Architect: Denison Hull; Kliment Halsband Architects
Architect: Kliment Halsband Architects
Address: 5701 S. Woodlawn Ave.
Originally built in 1930 for the Meadville Theological School as administrative offices, classrooms, and library space, the building at 5701 S. Woodlawn Ave. has undertaken an extensive renovation led by Kliment Halsband Architects. The remodeled building, which opened its doors in spring 2015, now serves as the home of the Neubauer Collegium for Culture and Society. Through faculty research projects, a global fellows initiative, and exhibitions, the Neubauer Collegium creates new communities of inquiry and explores novel approaches to complex human questions at the University of Chicago and beyond.

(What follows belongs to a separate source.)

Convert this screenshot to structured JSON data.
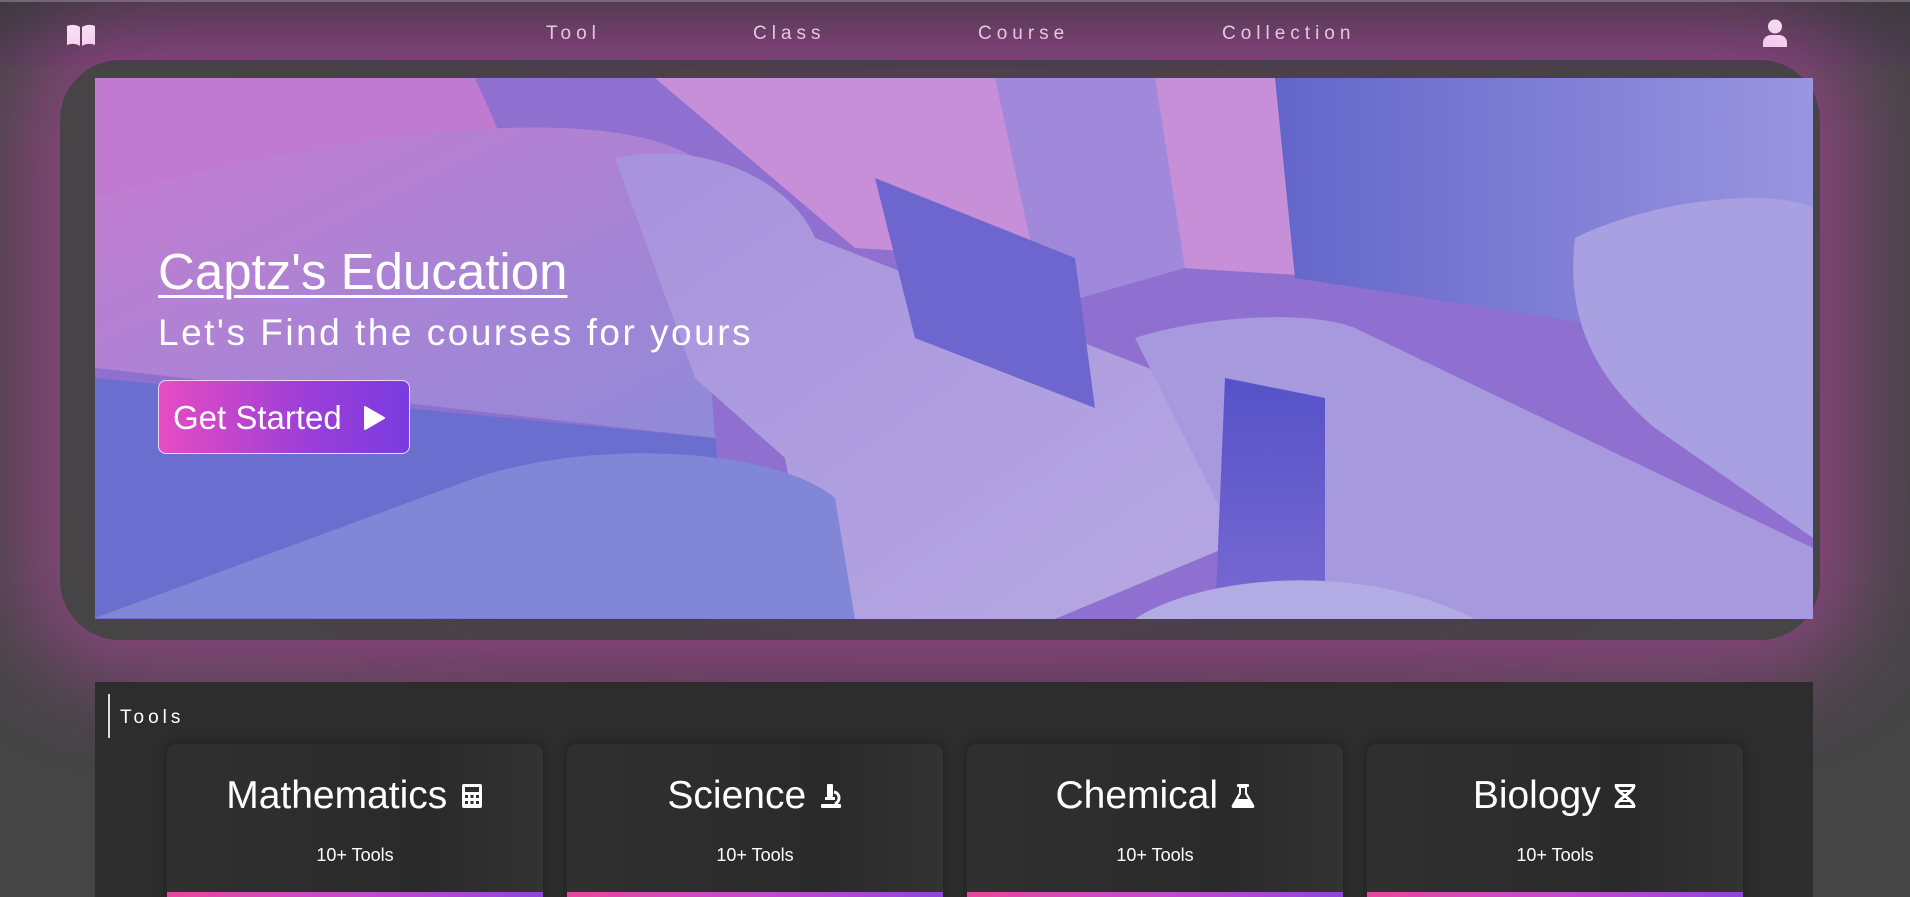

The University’s adaptive reuse of the 16,000-square-foot building preserves its Neo-Gothic character while also embodying and supporting the vision and ideals for collaborative research that guides the Neubauer Collegium. Its redesign facilitates the ambitious research of faculty and visiting scholars from around the world by providing individual as well as shared spaces to pursue new approaches to questions that cut across disciplinary boundaries. The building is designed to incubate collaborative research and to engage a broader public in humanistic inquiry and discovery.
The plan for adaptive reuse preserved many of the historic elements of the original building, including its distinctive limestone façade, floor-to-ceiling wood paneling, staircases, and vintage light fixtures and fireplaces, while adding technologies to enable local and collaborative research. The building design attracts a larger public to the main floor gallery and the forum, an ideal space for conferences, seminars, and public events. There is a seamless flow between individual and collaborative research processes in the three dedicated floors above, which include: a spacious reading room; a collaborative studio for workshops, brainstorm sessions and project retreats; a state-of-the-art conference room; and, offices for eleven visiting fellows. The building meets 21st century academic needs, modern accessibility standards, and is LEED energy certified.

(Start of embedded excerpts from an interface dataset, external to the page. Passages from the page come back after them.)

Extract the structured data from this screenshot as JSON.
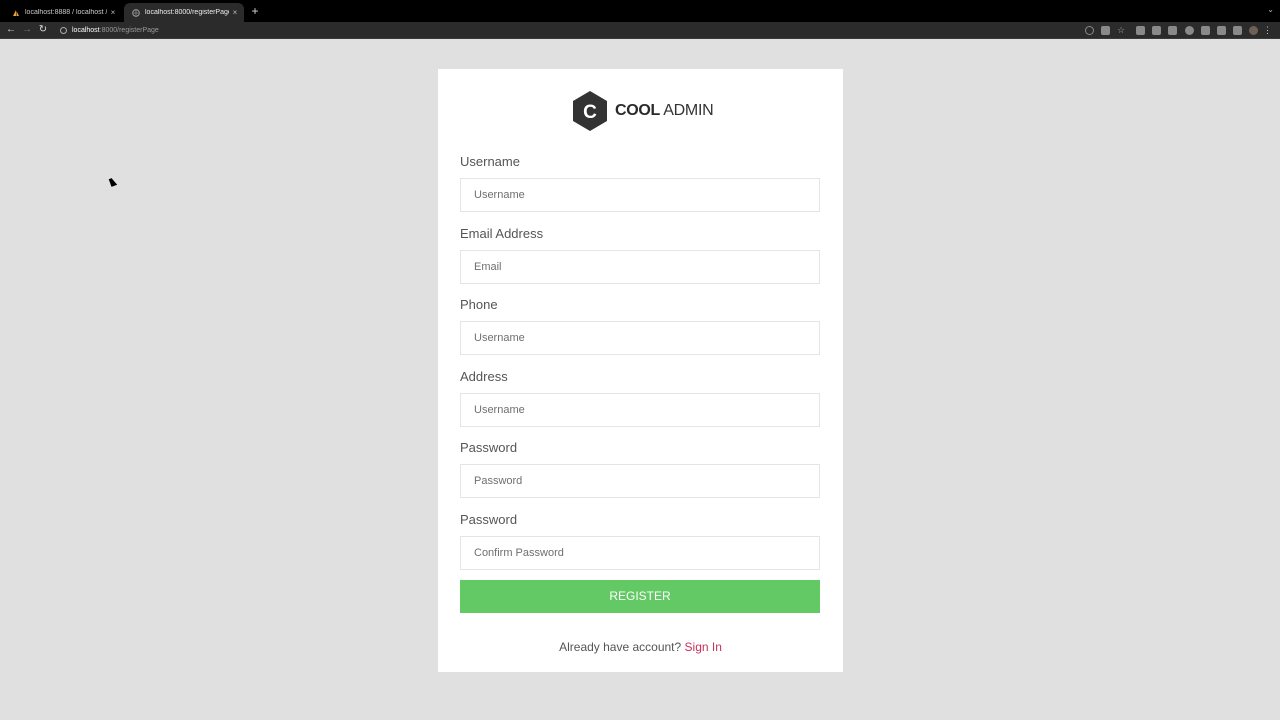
{
  "browser": {
    "tabs": [
      {
        "title": "localhost:8888 / localhost / p..."
      },
      {
        "title": "localhost:8000/registerPage"
      }
    ],
    "new_tab": "+",
    "close": "×",
    "url_host": "localhost",
    "url_path": ":8000/registerPage"
  },
  "brand": {
    "bold": "COOL",
    "light": "ADMIN",
    "mark": "C"
  },
  "form": {
    "fields": [
      {
        "label": "Username",
        "placeholder": "Username"
      },
      {
        "label": "Email Address",
        "placeholder": "Email"
      },
      {
        "label": "Phone",
        "placeholder": "Username"
      },
      {
        "label": "Address",
        "placeholder": "Username"
      },
      {
        "label": "Password",
        "placeholder": "Password"
      },
      {
        "label": "Password",
        "placeholder": "Confirm Password"
      }
    ],
    "submit_label": "REGISTER",
    "footer_text": "Already have account? ",
    "footer_link": "Sign In"
  },
  "colors": {
    "background": "#e0e0e0",
    "button": "#63c964",
    "link": "#c8305a"
  }
}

The Neubauer Collegium is named in honor of Joseph Neubauer (MBA '65) and Jeanette Lerman-Neubauer, whose landmark gift to the University is among the largest in support of the humanities and social sciences in the institution’s history. In its first four years, it will have supported 54 collaborative research projects led by more than 125 Faculty Fellows, with 38 Neubauer Collegium Visiting Fellows from 15 countries, and over 250 short-term visiting collaborators.